We tried to avoid making the standard typology of a pavilion: a floor sheet and a roof sheet with glass in-between. Instead we made a sequence; an approach in steps, culminating in a panoramic experience, and we tried to make the roof less obvious.
The pavilion has a zoned plan lay-out with two rooms that can be combined to make one space if required. We embedded the space to blend harmoniously with the landscape by sinking it into the soil. When seated, the surrounding landscape is at eye level. Below grade it consists of cast concrete, like an excavated historic site of an ancient Roman villa.
All materials and details are as simple and down to earth as possible. Glass is mounted at top and bottom to avoid any vertical frames. The roof disappears in-between a green layer of vines and an abstract white ceiling of corrugated steel. The concrete floor and white corrugated ceiling, kept apart by thin steel columns, create an extended space merging inside and outside. By doing this, we give to a standard industrial corrugated product an architectural status. Rainwater is spread over the cantilever of the corrugated sheet to make a water curtain at the end of the terrace.
When approaching the pavilion, one first sees an old overgrown garden wall. It is only after descending the hidden stairs that one discovers the space and its panoramic view over the surrounding landscape. From the terrace, the garden slopes up from the sunken level to the fruit trees of a small orchard.
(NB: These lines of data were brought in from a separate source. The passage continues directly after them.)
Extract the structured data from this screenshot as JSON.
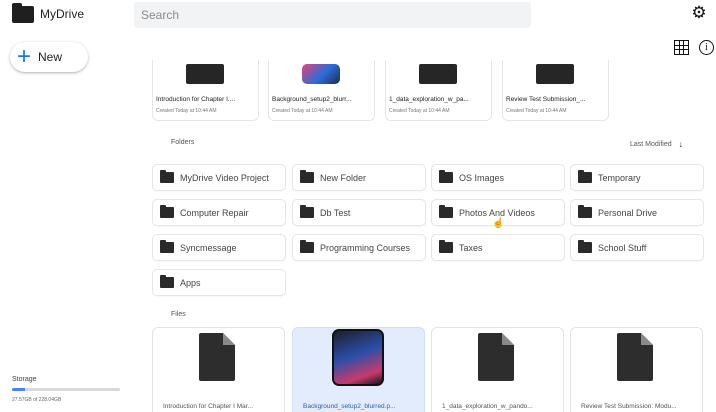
{
  "app": {
    "title": "MyDrive"
  },
  "search": {
    "placeholder": "Search"
  },
  "new_button": {
    "label": "New"
  },
  "storage": {
    "title": "Storage",
    "used_fraction": 0.12,
    "text": "27.57GB of 228.04GB"
  },
  "icons": {
    "settings": "gear-icon",
    "grid_view": "grid-icon",
    "info": "info-icon"
  },
  "colors": {
    "accent": "#1a73e8",
    "selected": "#e3ecfc"
  },
  "recent": [
    {
      "name": "Introduction for Chapter I....",
      "meta": "Created Today at 10:44 AM",
      "thumb": "doc"
    },
    {
      "name": "Background_setup2_blurr...",
      "meta": "Created Today at 10:44 AM",
      "thumb": "image"
    },
    {
      "name": "1_data_exploration_w_pa...",
      "meta": "Created Today at 10:44 AM",
      "thumb": "doc"
    },
    {
      "name": "Review Test Submission_...",
      "meta": "Created Today at 10:44 AM",
      "thumb": "doc"
    }
  ],
  "sections": {
    "folders": "Folders",
    "files": "Files",
    "sort": "Last Modified"
  },
  "folders": [
    "MyDrive Video Project",
    "New Folder",
    "OS Images",
    "Temporary",
    "Computer Repair",
    "Db Test",
    "Photos And Videos",
    "Personal Drive",
    "Syncmessage",
    "Programming Courses",
    "Taxes",
    "School Stuff",
    "Apps"
  ],
  "files": [
    {
      "name": "Introduction for Chapter I Mar...",
      "type": "doc",
      "selected": false
    },
    {
      "name": "Background_setup2_blurred.p...",
      "type": "image",
      "selected": true
    },
    {
      "name": "1_data_exploration_w_pando...",
      "type": "doc",
      "selected": false
    },
    {
      "name": "Review Test Submission: Modu...",
      "type": "doc",
      "selected": false
    }
  ]
}
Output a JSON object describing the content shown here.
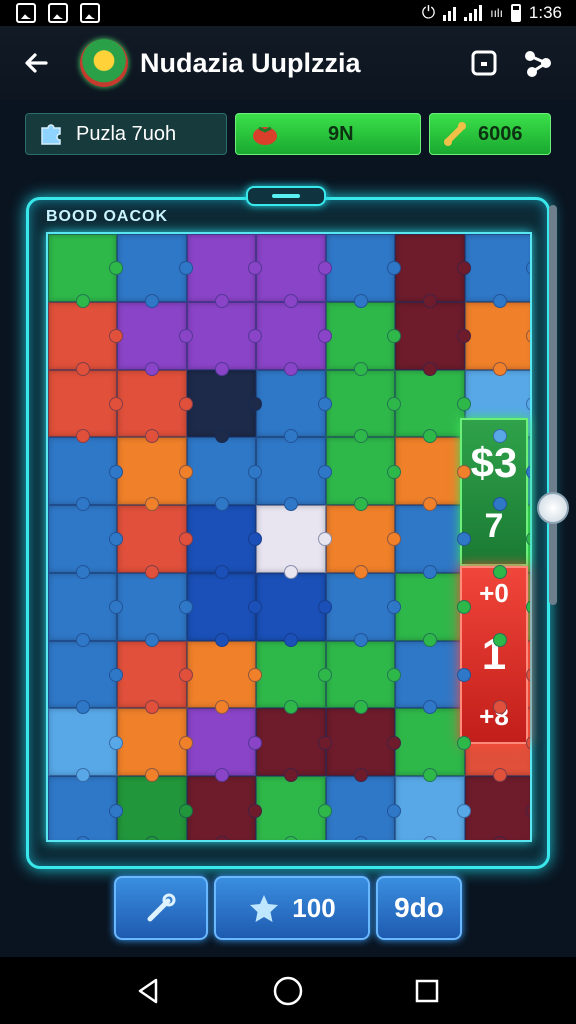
{
  "status_bar": {
    "time": "1:36",
    "signal_text": "ıılı"
  },
  "app_bar": {
    "title": "Nudazia Uuplzzia"
  },
  "stats": {
    "puzzle_label": "Puzla 7uoh",
    "moves_value": "9N",
    "coins_value": "6006"
  },
  "board": {
    "label": "BOOD OACOK"
  },
  "scores": {
    "green_top": "$3",
    "green_bottom": "7",
    "red_top": "+0",
    "red_middle": "1",
    "red_bottom": "+8"
  },
  "actions": {
    "score_value": "100",
    "go_label": "9do"
  },
  "colors": {
    "frame_glow": "#39e8ea",
    "board_blue": "#2f78c8",
    "accent_green": "#2fd14a",
    "accent_red": "#e8322a"
  },
  "icons": [
    "back-arrow-icon",
    "game-logo-icon",
    "save-icon",
    "share-icon",
    "puzzle-icon",
    "tomato-icon",
    "bone-icon",
    "wrench-icon",
    "star-icon",
    "nav-back-icon",
    "nav-home-icon",
    "nav-recents-icon"
  ]
}
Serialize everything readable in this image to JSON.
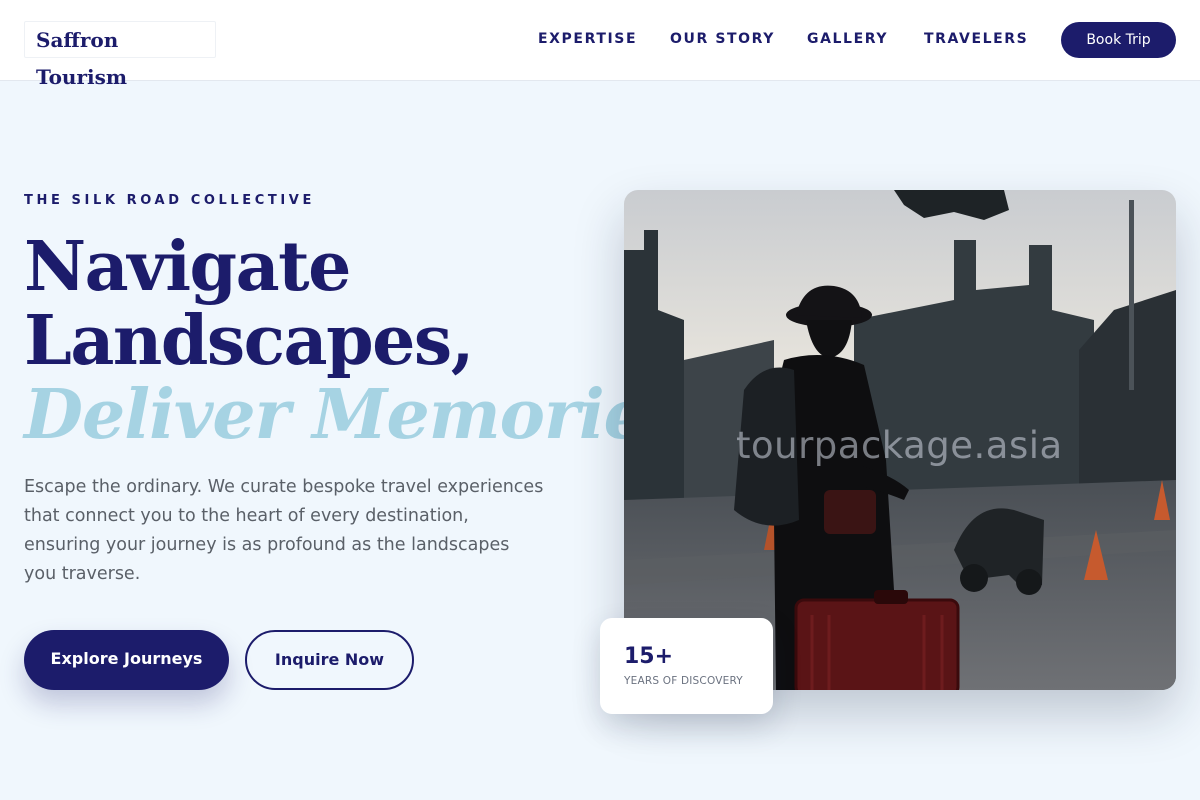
{
  "header": {
    "brand": "Saffron Tourism",
    "nav": [
      "EXPERTISE",
      "OUR STORY",
      "GALLERY",
      "TRAVELERS"
    ],
    "cta": "Book Trip"
  },
  "hero": {
    "eyebrow": "THE SILK ROAD COLLECTIVE",
    "title_line1": "Navigate",
    "title_line2": "Landscapes,",
    "title_line3": "Deliver Memories.",
    "description": "Escape the ordinary. We curate bespoke travel experiences that connect you to the heart of every destination, ensuring your journey is as profound as the landscapes you traverse.",
    "primary_button": "Explore Journeys",
    "secondary_button": "Inquire Now"
  },
  "media": {
    "watermark": "tourpackage.asia",
    "stat_value": "15+",
    "stat_label": "YEARS OF DISCOVERY"
  },
  "colors": {
    "navy": "#1c1c6b",
    "accent_light_blue": "#a6d3e3",
    "page_background": "#f0f7fd",
    "text_muted": "#5a6068"
  }
}
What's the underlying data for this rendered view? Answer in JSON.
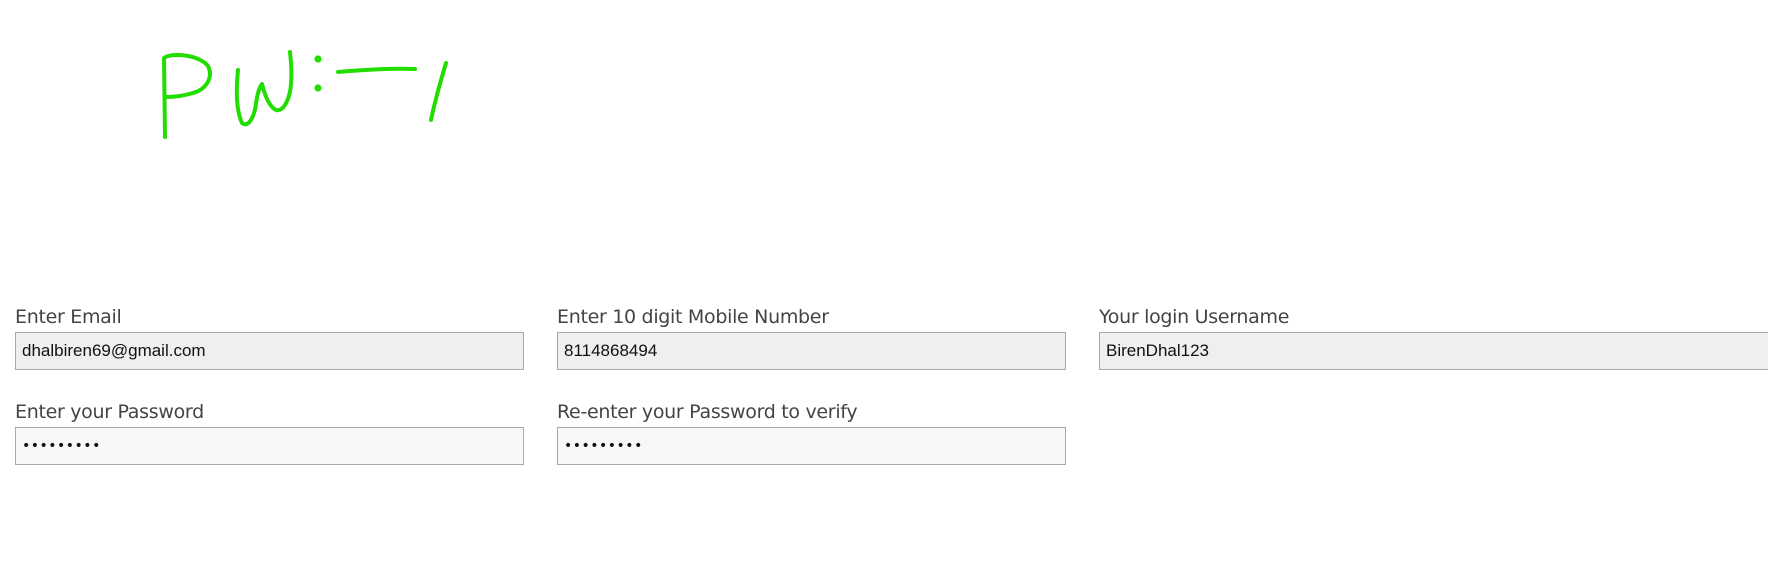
{
  "annotation": {
    "text": "PW:—/",
    "color": "#22dd00"
  },
  "form": {
    "email": {
      "label": "Enter Email",
      "value": "dhalbiren69@gmail.com"
    },
    "mobile": {
      "label": "Enter 10 digit Mobile Number",
      "value": "8114868494"
    },
    "username": {
      "label": "Your login Username",
      "value": "BirenDhal123"
    },
    "password": {
      "label": "Enter your Password",
      "value": "123456789"
    },
    "password_confirm": {
      "label": "Re-enter your Password to verify",
      "value": "123456789"
    }
  }
}
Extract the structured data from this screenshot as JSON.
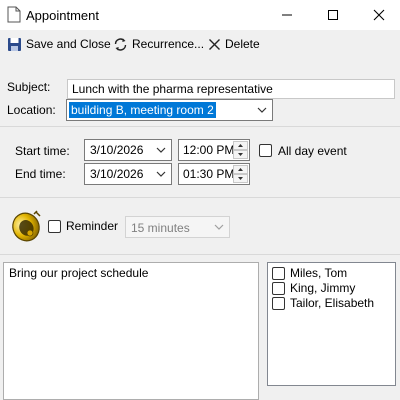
{
  "window": {
    "title": "Appointment",
    "minimize_icon": "minimize-icon",
    "maximize_icon": "maximize-icon",
    "close_icon": "close-icon"
  },
  "toolbar": {
    "save_close_label": "Save and Close",
    "recurrence_label": "Recurrence...",
    "delete_label": "Delete"
  },
  "form": {
    "subject_label": "Subject:",
    "subject_value": "Lunch with the pharma representative",
    "location_label": "Location:",
    "location_value": "building B, meeting room 2",
    "start_label": "Start time:",
    "start_date": "3/10/2026",
    "start_time": "12:00 PM",
    "end_label": "End time:",
    "end_date": "3/10/2026",
    "end_time": "01:30 PM",
    "all_day_label": "All day event",
    "all_day_checked": false,
    "reminder_label": "Reminder",
    "reminder_checked": false,
    "reminder_value": "15 minutes"
  },
  "notes": "Bring our project schedule",
  "attendees": [
    {
      "name": "Miles, Tom",
      "checked": false
    },
    {
      "name": "King, Jimmy",
      "checked": false
    },
    {
      "name": "Tailor, Elisabeth",
      "checked": false
    }
  ],
  "colors": {
    "selection": "#0078d7",
    "bell": "#d8a700"
  }
}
But what is this small and abstract mysterious gold volume in front of the garden wall?
© MONOLAB ARCHITECTS